+++ Provided information +++
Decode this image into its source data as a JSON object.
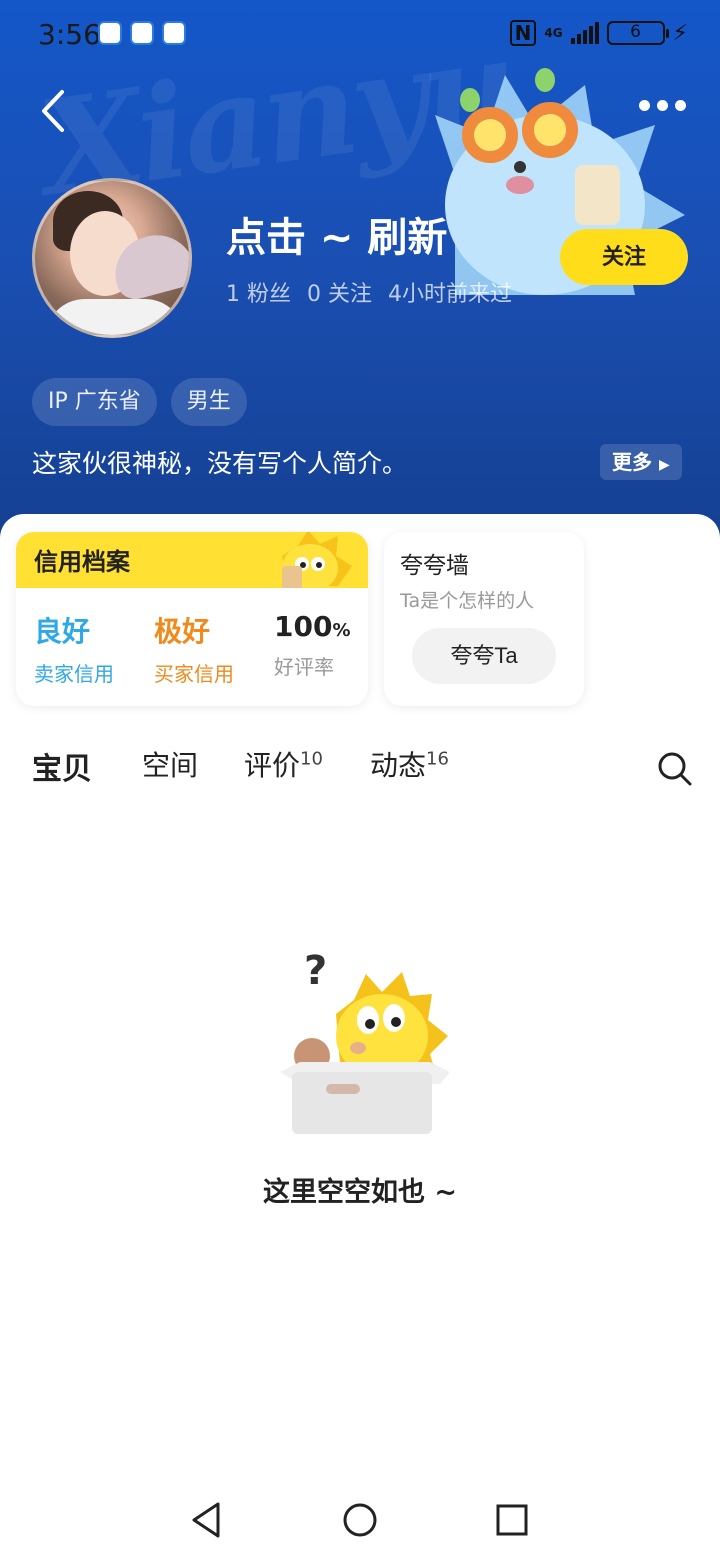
{
  "status_bar": {
    "time": "3:56",
    "network": "4G",
    "battery": "6"
  },
  "header": {
    "bg_word": "Xianyu",
    "username": "点击 ~ 刷新",
    "stats": [
      "1 粉丝",
      "0 关注",
      "4小时前来过"
    ],
    "follow_label": "关注",
    "tags": [
      "IP 广东省",
      "男生"
    ],
    "bio": "这家伙很神秘，没有写个人简介。",
    "more_label": "更多"
  },
  "credit": {
    "title": "信用档案",
    "items": [
      {
        "value": "良好",
        "label": "卖家信用",
        "color": "#2fa8e8"
      },
      {
        "value": "极好",
        "label": "买家信用",
        "color": "#f08a1c"
      },
      {
        "value": "100",
        "unit": "%",
        "label": "好评率",
        "color": "#222222"
      }
    ]
  },
  "praise": {
    "title": "夸夸墙",
    "subtitle": "Ta是个怎样的人",
    "button_label": "夸夸Ta"
  },
  "tabs": [
    {
      "label": "宝贝",
      "count": ""
    },
    {
      "label": "空间",
      "count": ""
    },
    {
      "label": "评价",
      "count": "10"
    },
    {
      "label": "动态",
      "count": "16"
    }
  ],
  "empty": {
    "text": "这里空空如也 ~"
  },
  "colors": {
    "header_blue": "#1a4fb3",
    "accent_yellow": "#ffdd1b"
  }
}
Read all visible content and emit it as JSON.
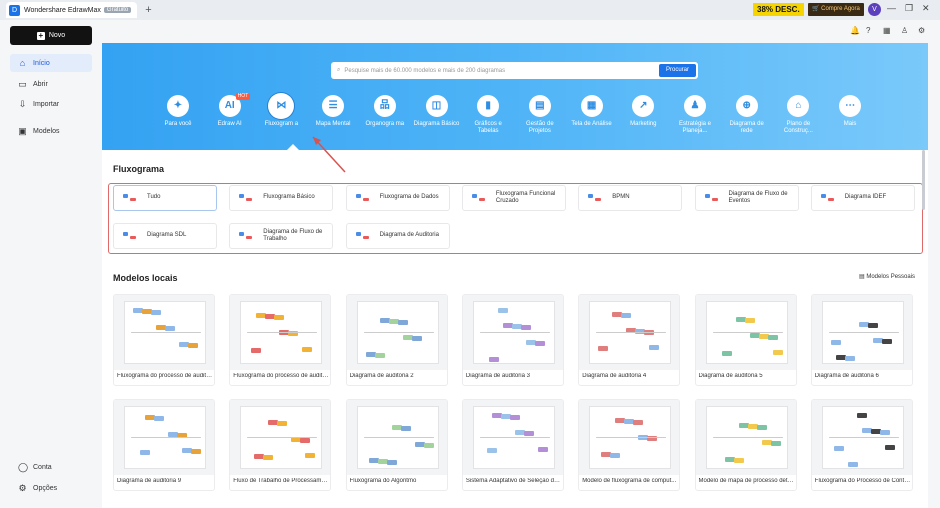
{
  "titlebar": {
    "app_name": "Wondershare EdrawMax",
    "badge": "Gratuito",
    "promo": "38% DESC.",
    "buy": "Compre Agora",
    "avatar": "V"
  },
  "sidebar": {
    "new_label": "Novo",
    "items": [
      {
        "label": "Início",
        "icon": "home-icon"
      },
      {
        "label": "Abrir",
        "icon": "folder-icon"
      },
      {
        "label": "Importar",
        "icon": "import-icon"
      },
      {
        "label": "Modelos",
        "icon": "templates-icon"
      }
    ],
    "bottom": [
      {
        "label": "Conta",
        "icon": "account-icon"
      },
      {
        "label": "Opções",
        "icon": "gear-icon"
      }
    ]
  },
  "search": {
    "placeholder": "Pesquise mais de 60.000 modelos e mais de 200 diagramas",
    "button": "Procurar"
  },
  "categories": [
    {
      "label": "Para você"
    },
    {
      "label": "Edraw AI",
      "badge": "HOT"
    },
    {
      "label": "Fluxogram a"
    },
    {
      "label": "Mapa Mental"
    },
    {
      "label": "Organogra ma"
    },
    {
      "label": "Diagrama Básico"
    },
    {
      "label": "Gráficos e Tabelas"
    },
    {
      "label": "Gestão de Projetos"
    },
    {
      "label": "Tela de Análise"
    },
    {
      "label": "Marketing"
    },
    {
      "label": "Estratégia e Planeja..."
    },
    {
      "label": "Diagrama de rede"
    },
    {
      "label": "Plano de Construç..."
    },
    {
      "label": "Mais"
    }
  ],
  "section_title": "Fluxograma",
  "types": [
    "Tudo",
    "Fluxograma Básico",
    "Fluxograma de Dados",
    "Fluxograma Funcional Cruzado",
    "BPMN",
    "Diagrama de Fluxo de Eventos",
    "Diagrama IDEF",
    "Diagrama SDL",
    "Diagrama de Fluxo de Trabalho",
    "Diagrama de Auditoria"
  ],
  "local_title": "Modelos locais",
  "personal_models": "Modelos Pessoais",
  "models_row1": [
    "Fluxograma do processo de auditoria",
    "Fluxograma do processo de audito...",
    "Diagrama de auditoria 2",
    "Diagrama de auditoria 3",
    "Diagrama de auditoria 4",
    "Diagrama de auditoria 5",
    "Diagrama de auditoria 6"
  ],
  "models_row2": [
    "Diagrama de auditoria 9",
    "Fluxo de Trabalho de Processamen...",
    "Fluxograma do Algoritmo",
    "Sistema Adaptativo de Seleção de ...",
    "Modelo de fluxograma de comput...",
    "Modelo de mapa de processo deta...",
    "Fluxograma do Processo de Contra..."
  ],
  "colors": {
    "accent": "#1a73e8",
    "hero": "#3ea8f4",
    "highlight": "#e06a6a"
  }
}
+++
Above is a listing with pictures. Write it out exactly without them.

Decode this image into its source data as a JSON object.
{
  "status_bar": {
    "time": "3:56",
    "network": "4G",
    "battery": "6"
  },
  "header": {
    "bg_word": "Xianyu",
    "username": "点击 ~ 刷新",
    "stats": [
      "1 粉丝",
      "0 关注",
      "4小时前来过"
    ],
    "follow_label": "关注",
    "tags": [
      "IP 广东省",
      "男生"
    ],
    "bio": "这家伙很神秘，没有写个人简介。",
    "more_label": "更多"
  },
  "credit": {
    "title": "信用档案",
    "items": [
      {
        "value": "良好",
        "label": "卖家信用",
        "color": "#2fa8e8"
      },
      {
        "value": "极好",
        "label": "买家信用",
        "color": "#f08a1c"
      },
      {
        "value": "100",
        "unit": "%",
        "label": "好评率",
        "color": "#222222"
      }
    ]
  },
  "praise": {
    "title": "夸夸墙",
    "subtitle": "Ta是个怎样的人",
    "button_label": "夸夸Ta"
  },
  "tabs": [
    {
      "label": "宝贝",
      "count": ""
    },
    {
      "label": "空间",
      "count": ""
    },
    {
      "label": "评价",
      "count": "10"
    },
    {
      "label": "动态",
      "count": "16"
    }
  ],
  "empty": {
    "text": "这里空空如也 ~"
  },
  "colors": {
    "header_blue": "#1a4fb3",
    "accent_yellow": "#ffdd1b"
  }
}
Read all visible content and emit it as JSON.
{
  "titlebar": {
    "app_name": "Wondershare EdrawMax",
    "badge": "Gratuito",
    "promo": "38% DESC.",
    "buy": "Compre Agora",
    "avatar": "V"
  },
  "sidebar": {
    "new_label": "Novo",
    "items": [
      {
        "label": "Início",
        "icon": "home-icon"
      },
      {
        "label": "Abrir",
        "icon": "folder-icon"
      },
      {
        "label": "Importar",
        "icon": "import-icon"
      },
      {
        "label": "Modelos",
        "icon": "templates-icon"
      }
    ],
    "bottom": [
      {
        "label": "Conta",
        "icon": "account-icon"
      },
      {
        "label": "Opções",
        "icon": "gear-icon"
      }
    ]
  },
  "search": {
    "placeholder": "Pesquise mais de 60.000 modelos e mais de 200 diagramas",
    "button": "Procurar"
  },
  "categories": [
    {
      "label": "Para você"
    },
    {
      "label": "Edraw AI",
      "badge": "HOT"
    },
    {
      "label": "Fluxogram a"
    },
    {
      "label": "Mapa Mental"
    },
    {
      "label": "Organogra ma"
    },
    {
      "label": "Diagrama Básico"
    },
    {
      "label": "Gráficos e Tabelas"
    },
    {
      "label": "Gestão de Projetos"
    },
    {
      "label": "Tela de Análise"
    },
    {
      "label": "Marketing"
    },
    {
      "label": "Estratégia e Planeja..."
    },
    {
      "label": "Diagrama de rede"
    },
    {
      "label": "Plano de Construç..."
    },
    {
      "label": "Mais"
    }
  ],
  "section_title": "Fluxograma",
  "types": [
    "Tudo",
    "Fluxograma Básico",
    "Fluxograma de Dados",
    "Fluxograma Funcional Cruzado",
    "BPMN",
    "Diagrama de Fluxo de Eventos",
    "Diagrama IDEF",
    "Diagrama SDL",
    "Diagrama de Fluxo de Trabalho",
    "Diagrama de Auditoria"
  ],
  "local_title": "Modelos locais",
  "personal_models": "Modelos Pessoais",
  "models_row1": [
    "Fluxograma do processo de auditoria",
    "Fluxograma do processo de audito...",
    "Diagrama de auditoria 2",
    "Diagrama de auditoria 3",
    "Diagrama de auditoria 4",
    "Diagrama de auditoria 5",
    "Diagrama de auditoria 6"
  ],
  "models_row2": [
    "Diagrama de auditoria 9",
    "Fluxo de Trabalho de Processamen...",
    "Fluxograma do Algoritmo",
    "Sistema Adaptativo de Seleção de ...",
    "Modelo de fluxograma de comput...",
    "Modelo de mapa de processo deta...",
    "Fluxograma do Processo de Contra..."
  ],
  "colors": {
    "accent": "#1a73e8",
    "hero": "#3ea8f4",
    "highlight": "#e06a6a"
  }
}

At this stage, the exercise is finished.